None of that strikes me as that withering, not to anyone who recalls the Death Wish director Michael Winner's foray into restaurant criticism for The Sunday Times. The late Mr Winner would have found "soggy blackberries" and "rubbery and tasteless" apricots rather anodyne criticisms. There seems no good reason why Mr Evans' review should have led to two jury trials, another before a judge, two appeals, two special-leave High Court applications and a High Court hearing. Of the three restaurateurs, one reported that she "could not walk for half an hour after reading it", while another claimed it caused her to put on 125 pounds and attempt suicide. That would seem to be their problem, rather than Mr Evans'. I've certainly had worse reviews without feeling the urge to take the "outstandingly dull" roast chicken out of the oven and put my head in its place.

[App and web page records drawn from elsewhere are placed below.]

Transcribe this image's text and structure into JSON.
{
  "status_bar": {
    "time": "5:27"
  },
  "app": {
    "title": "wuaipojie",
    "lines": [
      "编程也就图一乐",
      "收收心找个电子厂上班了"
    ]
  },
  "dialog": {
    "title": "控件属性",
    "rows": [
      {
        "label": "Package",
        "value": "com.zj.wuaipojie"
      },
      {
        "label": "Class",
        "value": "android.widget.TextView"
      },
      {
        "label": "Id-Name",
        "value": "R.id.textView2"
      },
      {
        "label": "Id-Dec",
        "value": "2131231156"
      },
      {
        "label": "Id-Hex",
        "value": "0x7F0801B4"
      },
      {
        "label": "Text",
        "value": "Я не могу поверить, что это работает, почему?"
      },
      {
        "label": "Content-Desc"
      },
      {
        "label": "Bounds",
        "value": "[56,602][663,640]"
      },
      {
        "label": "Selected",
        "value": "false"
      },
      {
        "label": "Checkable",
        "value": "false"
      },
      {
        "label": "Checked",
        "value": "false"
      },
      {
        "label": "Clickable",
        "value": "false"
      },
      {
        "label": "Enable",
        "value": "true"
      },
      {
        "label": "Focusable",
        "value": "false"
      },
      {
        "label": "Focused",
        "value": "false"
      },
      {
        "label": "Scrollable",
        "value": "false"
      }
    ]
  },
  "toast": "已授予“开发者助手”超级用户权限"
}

The judge, Peter Hall, decided "the hurt to feelings" was exacerbated because the review remained available online. A very dangerous judgment in my view because it will make it more likely that craven media outlets will react to the persistently aggrieved (such as the usual belligerent Islamic lobby groups) by vacuuming the archival record.
At any rate, a society in which you can't call somebody's blackberries "soggy" and express bewilderment at the combination of prime rib and apricots in sherry-scented white sauce is not free.
~One final note on the Ontario debacle. If you like sharp post-election analysis, try John Robson's column. He wrote it a month before the election:
A significant portion of the Ontario electorate seem happy to tolerate deceit, incompetence and fiscal ruin in one self-satisfied Liberal package provided they get lavish handouts.
Indeed. But what of the alternative?
Hudak does not question the fundamental premises that got us into this mess and if elected he won't get us out.
Far from being the second Mike Harris of his foes' lurid fantasies (Harris won elections by promising to cut government) Hudak calls himself a "purple Tory," unwilling to say if he's red or blue or unclear on the difference.
So here's the second problem.
His partisans snarl that for all his obvious failings we must elect him because the alternative is Wynne.
But they gave us this choice, picking him as leader and rejecting a leadership review after he flubbed the last election.
And so he flubbed another.